It was better than any two minutes of the Trump presidency. It was better than any two minutes of the new Biden presidency, although Biden has at least been sounding the unity theme. Welcome to America, where an aging rock star and an SUV company can team up to give us two minutes of video that outshines two presidents and the marquee sports event of the year. Go watch it again if you haven’t already.

The Political Middle. The focus of the Jeep video was a plea to return to the political middle in America. There was a time when politicians could regularly reach across the aisle to support important legislation. Not all the time and not every time, but at least some of the time. There was a time when there were some liberal Republicans and some conservative Democrats. I’m not sure we can get there again — it’s a very partisan political scene at the moment, in case you hadn’t noticed — but a Biden presidency and a nice Jeep video are a start. There is hope on the road ahead.

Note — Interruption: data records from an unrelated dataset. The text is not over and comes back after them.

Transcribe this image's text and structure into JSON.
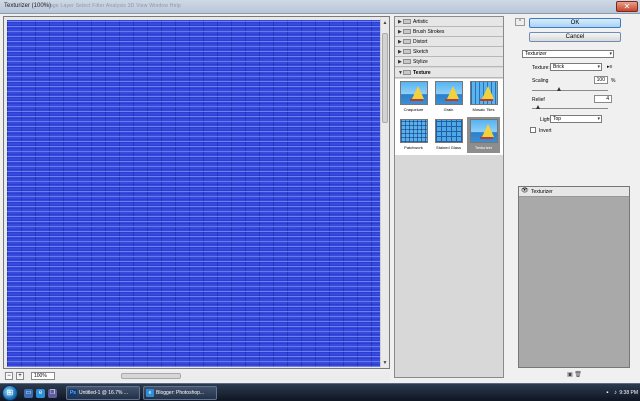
{
  "window": {
    "title": "Texturizer (100%)",
    "menu_ghost": "Image   Layer   Select   Filter   Analysis   3D   View   Window   Help",
    "close_glyph": "✕"
  },
  "preview": {
    "zoom": "100%",
    "minus": "−",
    "plus": "+"
  },
  "gallery": {
    "categories": [
      {
        "label": "Artistic",
        "open": false
      },
      {
        "label": "Brush Strokes",
        "open": false
      },
      {
        "label": "Distort",
        "open": false
      },
      {
        "label": "Sketch",
        "open": false
      },
      {
        "label": "Stylize",
        "open": false
      },
      {
        "label": "Texture",
        "open": true
      }
    ],
    "filters": [
      {
        "label": "Craquelure"
      },
      {
        "label": "Grain"
      },
      {
        "label": "Mosaic Tiles"
      },
      {
        "label": "Patchwork"
      },
      {
        "label": "Stained Glass"
      },
      {
        "label": "Texturizer",
        "selected": true
      }
    ]
  },
  "buttons": {
    "ok": "OK",
    "cancel": "Cancel"
  },
  "settings": {
    "filter_select": "Texturizer",
    "texture_label": "Texture:",
    "texture_value": "Brick",
    "scaling_label": "Scaling",
    "scaling_value": "100",
    "scaling_unit": "%",
    "relief_label": "Relief",
    "relief_value": "4",
    "light_label": "Light:",
    "light_value": "Top",
    "invert_label": "Invert",
    "invert_checked": false,
    "texture_menu_glyph": "▸≡"
  },
  "layers": {
    "row_label": "Texturizer",
    "eye_glyph": "👁"
  },
  "taskbar": {
    "start_glyph": "⊞",
    "tasks": [
      {
        "label": "Untitled-1 @ 16.7% ...",
        "icon": "Ps"
      },
      {
        "label": "Blogger: Photoshop...",
        "icon": "e"
      }
    ],
    "clock": "9:38 PM"
  },
  "colors": {
    "preview_blue": "#2b3fd8",
    "ok_button": "#a9d2f3",
    "taskbar": "#0e1522"
  }
}
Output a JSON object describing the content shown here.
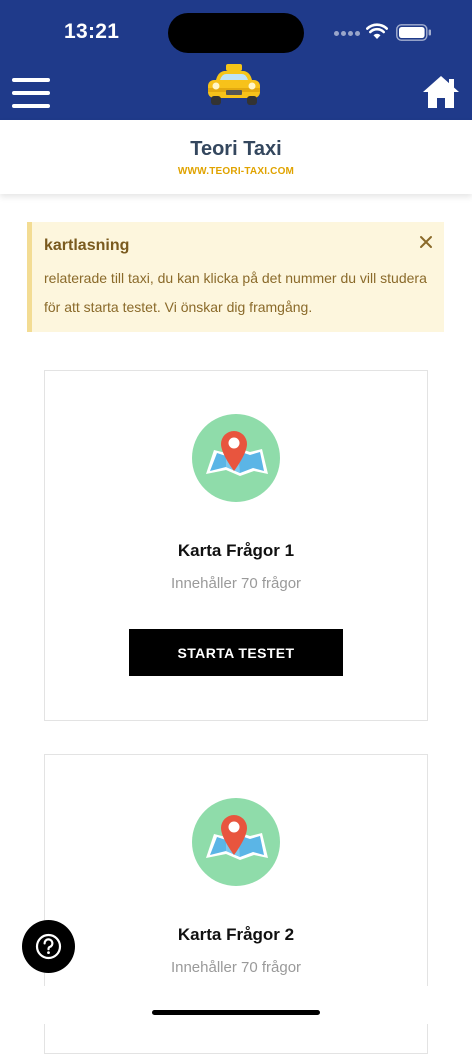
{
  "status_bar": {
    "time": "13:21"
  },
  "app_bar": {
    "menu_icon": "hamburger-menu-icon",
    "logo_icon": "taxi-car-icon",
    "home_icon": "home-icon"
  },
  "header": {
    "title": "Teori Taxi",
    "url": "WWW.TEORI-TAXI.COM"
  },
  "alert": {
    "title": "kartlasning",
    "text": "relaterade till taxi, du kan klicka på det nummer du vill studera för att starta testet. Vi önskar dig framgång.",
    "close_icon": "close-icon"
  },
  "cards": [
    {
      "icon": "map-pin-icon",
      "title": "Karta Frågor 1",
      "subtitle": "Innehåller 70 frågor",
      "button_label": "STARTA TESTET"
    },
    {
      "icon": "map-pin-icon",
      "title": "Karta Frågor 2",
      "subtitle": "Innehåller 70 frågor"
    }
  ],
  "help_button": {
    "icon": "help-question-icon"
  },
  "colors": {
    "app_bar": "#1f3a8a",
    "alert_bg": "#fdf6dd",
    "alert_border": "#f3dc93",
    "url_accent": "#e0a300",
    "map_circle": "#8fdcaa",
    "pin": "#e8553e",
    "button": "#000000"
  }
}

Is there an LDS Middle? So here’s your Mormon question for the post. As politics has seeped more and more into LDS discourse and doctrine, LDS culture has become more partisan as well. A lot of mainstream LDS have become zealous Republican conservatives and Trumpists, and more than a few have become political extremists. Any remaining LDS Democrats and progressives have felt more than a bit alienated by all of this. The LDS leadership has done very little to combat these developments. Is there an LDS Middle anymore? Is there common ground that all Latter-day Saints, regardless of political views or affiliation, share? Is there anything that can be done to get crazy conservative politics out of LDS thinking and culture?

I’m not going to try to spell out any specifics, partly because I’m fairly pessimistic on the whole issue. I think a good chunk of LDS leadership, both general and local, are now Trumpists, some openly and some by default, having done nothing to oppose it. I think the political disclaimers that LDS leadership issue from time to time are largely window dressing, and that deep down most of them think that Zion would be a country full of Mormon Republicans. But perhaps some readers have a more optimistic view of the future of the Church. If so, share it. Tell us how the Church can re-establish a Mormon middle. Could we get Bruce Springsteen to do a two-minute spot to air at the next General Conference? Maybe drive a Jeep up to the This Is The Place park above Salt Lake City? I’d like to think that, for the Church as well as for America, there is hope on the road ahead.